[This is the edited text of a talk I gave via Zoom, like everything else these days, sponsored by the North Brooklyn chapter of the Democratic Socialists of America. It reprises and updates several things I’ve written recently, but it’s hard to be original these days. Video will be posted, but who wants to look at me? The Q&A was quite good though.] Before I get into the body of my talk, I want to celebrate our electoral victories and say how proud I am to be a member of DSA. If… Read More
When Trump promised to end “American carnage” in his inaugural address, he had no idea he’d end up presiding over mass death and economic collapse, but history can be a brutal ironist. Here’s a look at the bloodletting in the job market, which is central to most people’s economic well-being. Most of the time, the monthly employment report from the Bureau of Labor Statistics is of interest mostly to econogeeks, but the April 2020 edition, released on Friday, May 8, was like no other since the end of World War II. The… Read More
This morning the Bureau of Labor Statistics reported that 701,000 jobs disappeared in March. Economists had been expecting about a third that number. Hardest hit were bars and restaurants, accounting for 60% of the loss. Also hit hard: retail, temp work, and, shockingly, health care. One reason job loss expectations were relatively low was that the survey of employers on which the count is based is done during the week containing the 12th—in this case, between March 8 and 14. (No one is expecting anything but a torrent of bad news in… Read More
The irrepressible Jack Rasmus, who has never demonstrated any real understanding of how economic statistics are constructed, has a new post claiming that the “real” unemployment rate is more like 10–12% than the officially reported 3.7%. He has a point, even if it’s somewhat overstated. The government’s own broad unemployment rate, U-6, was 7.2% in August, nearly twice the headline rate, though short of the Rasmus rate. (See table A-15 here.) One of the ways the government undercounts the unemployed, says Rasmus, is that the monthly survey “misses a lot of workers… Read More

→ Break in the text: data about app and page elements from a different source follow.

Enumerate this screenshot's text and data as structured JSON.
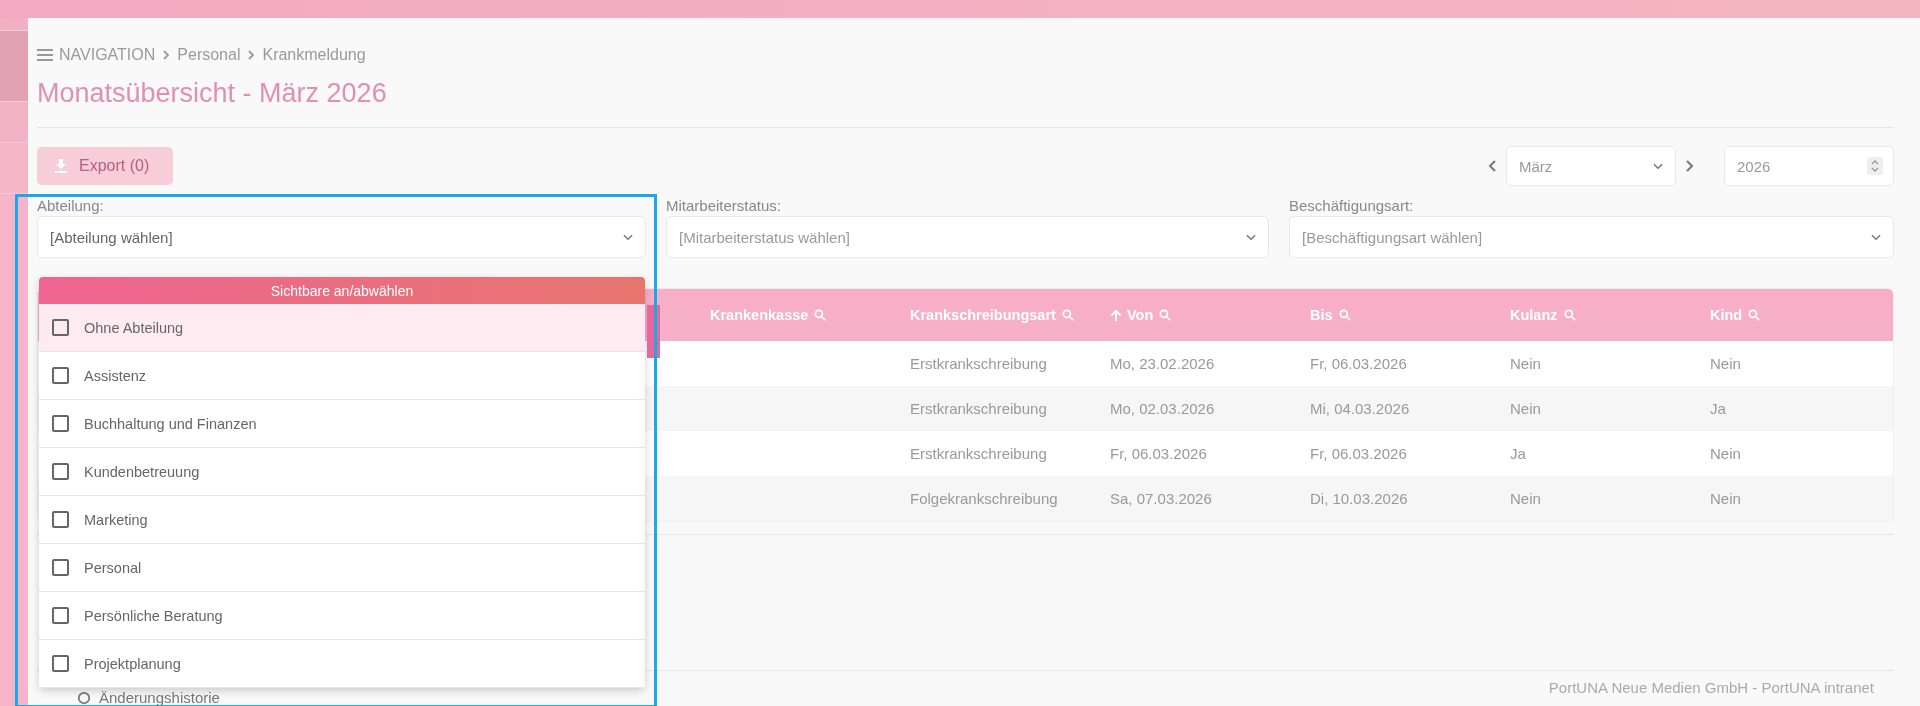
{
  "breadcrumb": {
    "menu_label": "NAVIGATION",
    "items": [
      "Personal",
      "Krankmeldung"
    ]
  },
  "title": "Monatsübersicht - März 2026",
  "export_button": {
    "label": "Export (0)",
    "disabled": true
  },
  "period": {
    "month": "März",
    "year": "2026"
  },
  "filters": [
    {
      "label": "Abteilung:",
      "placeholder": "[Abteilung wählen]",
      "expanded": true
    },
    {
      "label": "Mitarbeiterstatus:",
      "placeholder": "[Mitarbeiterstatus wählen]",
      "expanded": false
    },
    {
      "label": "Beschäftigungsart:",
      "placeholder": "[Beschäftigungsart wählen]",
      "expanded": false
    }
  ],
  "dropdown": {
    "toggle_label": "Sichtbare an/abwählen",
    "items": [
      {
        "label": "Ohne Abteilung",
        "checked": false,
        "highlighted": true
      },
      {
        "label": "Assistenz",
        "checked": false,
        "highlighted": false
      },
      {
        "label": "Buchhaltung und Finanzen",
        "checked": false,
        "highlighted": false
      },
      {
        "label": "Kundenbetreuung",
        "checked": false,
        "highlighted": false
      },
      {
        "label": "Marketing",
        "checked": false,
        "highlighted": false
      },
      {
        "label": "Personal",
        "checked": false,
        "highlighted": false
      },
      {
        "label": "Persönliche Beratung",
        "checked": false,
        "highlighted": false
      },
      {
        "label": "Projektplanung",
        "checked": false,
        "highlighted": false
      }
    ]
  },
  "table": {
    "columns": [
      {
        "label": "Krankenkasse",
        "sorted_ascending": false
      },
      {
        "label": "Krankschreibungsart",
        "sorted_ascending": false
      },
      {
        "label": "Von",
        "sorted_ascending": true
      },
      {
        "label": "Bis",
        "sorted_ascending": false
      },
      {
        "label": "Kulanz",
        "sorted_ascending": false
      },
      {
        "label": "Kind",
        "sorted_ascending": false
      }
    ],
    "rows": [
      [
        "",
        "Erstkrankschreibung",
        "Mo, 23.02.2026",
        "Fr, 06.03.2026",
        "Nein",
        "Nein"
      ],
      [
        "",
        "Erstkrankschreibung",
        "Mo, 02.03.2026",
        "Mi, 04.03.2026",
        "Nein",
        "Ja"
      ],
      [
        "",
        "Erstkrankschreibung",
        "Fr, 06.03.2026",
        "Fr, 06.03.2026",
        "Ja",
        "Nein"
      ],
      [
        "",
        "Folgekrankschreibung",
        "Sa, 07.03.2026",
        "Di, 10.03.2026",
        "Nein",
        "Nein"
      ]
    ]
  },
  "history_label": "Änderungshistorie",
  "footer": "PortUNA Neue Medien GmbH - PortUNA intranet"
}
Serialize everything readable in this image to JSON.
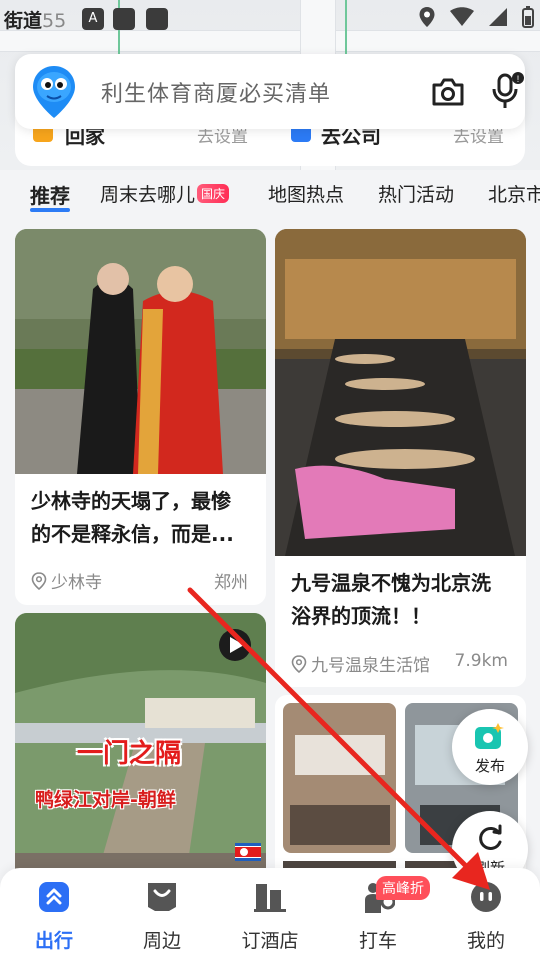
{
  "status_bar": {
    "time_main": "街道",
    "time_faded": "55"
  },
  "search": {
    "placeholder": "利生体育商厦必买清单"
  },
  "address_card": {
    "home_label": "回家",
    "home_set": "去设置",
    "company_label": "去公司",
    "company_set": "去设置"
  },
  "tabs": [
    {
      "label": "推荐",
      "active": true
    },
    {
      "label": "周末去哪儿",
      "badge": "国庆"
    },
    {
      "label": "地图热点"
    },
    {
      "label": "热门活动"
    },
    {
      "label": "北京市"
    }
  ],
  "feed": [
    {
      "title_line1": "少林寺的天塌了，最惨",
      "title_line2": "的不是释永信，而是...",
      "location": "少林寺",
      "distance": "郑州"
    },
    {
      "title_line1": "九号温泉不愧为北京洗",
      "title_line2": "浴界的顶流！！",
      "location": "九号温泉生活馆",
      "distance": "7.9km"
    },
    {
      "overlay_line1": "一门之隔",
      "overlay_line2": "鸭绿江对岸-朝鲜"
    }
  ],
  "float_buttons": {
    "publish": "发布",
    "refresh": "刷新"
  },
  "bottom_nav": [
    {
      "label": "出行",
      "icon": "travel-icon",
      "active": true
    },
    {
      "label": "周边",
      "icon": "nearby-icon"
    },
    {
      "label": "订酒店",
      "icon": "hotel-icon"
    },
    {
      "label": "打车",
      "icon": "taxi-icon",
      "badge": "高峰折"
    },
    {
      "label": "我的",
      "icon": "profile-icon"
    }
  ],
  "colors": {
    "accent": "#2c6ff5",
    "badge": "#ff4f5a",
    "arrow": "#e8261f"
  }
}
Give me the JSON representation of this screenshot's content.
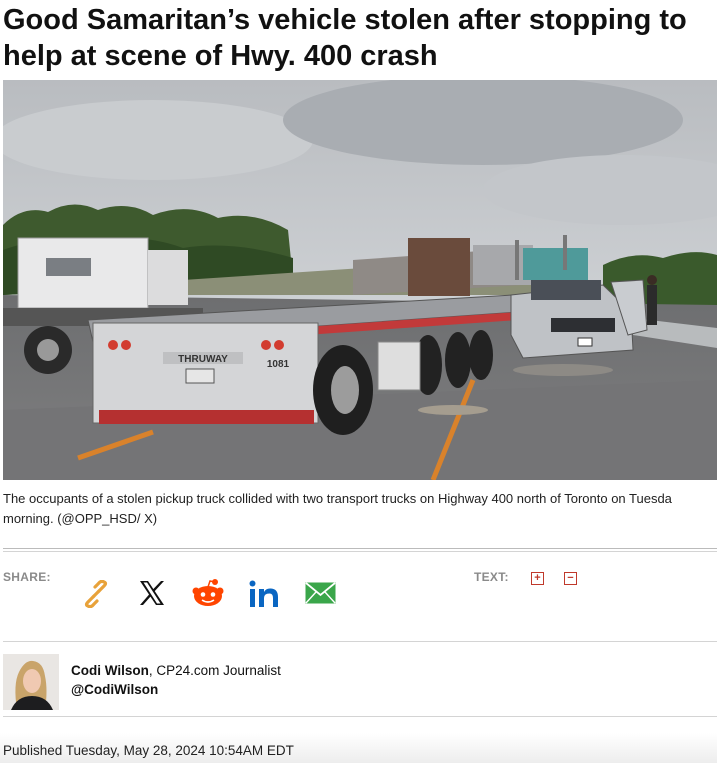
{
  "article": {
    "headline_line1": "Good Samaritan’s vehicle stolen after stopping to",
    "headline_line2": "help at scene of Hwy. 400 crash",
    "photo": {
      "trailer_brand": "THRUWAY",
      "trailer_number": "1081"
    },
    "caption_line1": "The occupants of a stolen pickup truck collided with two transport trucks on Highway 400 north of Toronto on Tuesda",
    "caption_line2": "morning. (@OPP_HSD/ X)"
  },
  "share": {
    "label": "SHARE:",
    "icons": [
      "link-icon",
      "x-icon",
      "reddit-icon",
      "linkedin-icon",
      "email-icon"
    ],
    "text_label": "TEXT:",
    "increase_label": "+",
    "decrease_label": "−"
  },
  "author": {
    "name": "Codi Wilson",
    "title": ", CP24.com Journalist",
    "handle": "@CodiWilson"
  },
  "published": "Published Tuesday, May 28, 2024 10:54AM EDT",
  "colors": {
    "link_icon": "#e8a23a",
    "reddit": "#ff4500",
    "linkedin": "#0a66c2",
    "email": "#3aa64a",
    "text_size_controls": "#c0392b"
  }
}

This is the first in a series of lbo-news posts about the state of the U.S. job market. On March 10, when the Bureau of Labor Statistics (BLS) released the employment report for February showing a robust job market, Donald Trump finally liked the numbers. His press agent, Sean Spicer, quoted him as saying “They may have been phony in the past, but it’s very real now.” Trump himself retweeted Matt Drudge’s gloss on the news that employers added 235,000 jobs in the month as proof that America was already “GREAT AGAIN.” That was… Read More
It’s become an article of faith lately that there’s little point in going to college—you just end up deep in debt and unemployed. That’s not really true, at least the unemployed part. The Federal Reserve Bank of New York—which has shown an unusual interest in the state of the youth lately, having also developed its own data on student debt—is just out with a presentation on how recent college grads have been faring in the job market. (It’s part of a longer presentation that begins on p. 11 of this PDF.) The… Read More
Freshly posted to my radio archives: April 9, 2011 Carrie Lane, author of A Company of One, on how unemployed tech workers see themselves (as heroic, self-reliant questers, mostly) • Adolph Reed on the uselessness of TV liberals, the limits of spontaneity in politics, and the sponginess of race as a politlcal and analytical category
Left Business Observer #125 is out! Already emailed to electronic subscribers, and on press for the dead tree contingent. Contents: a risky return to the familiar college: best way to make a buck, especially if you’ve already got a few contemplating exits; Obama’s stingy budget unemployment & GDP: U.S. more savage than usual Tastes here. But why settle for a tease when you can get the real thing for just a few bucks? Support the kind of economic and political analysis you can’t get anywhere else: LBO subscription info.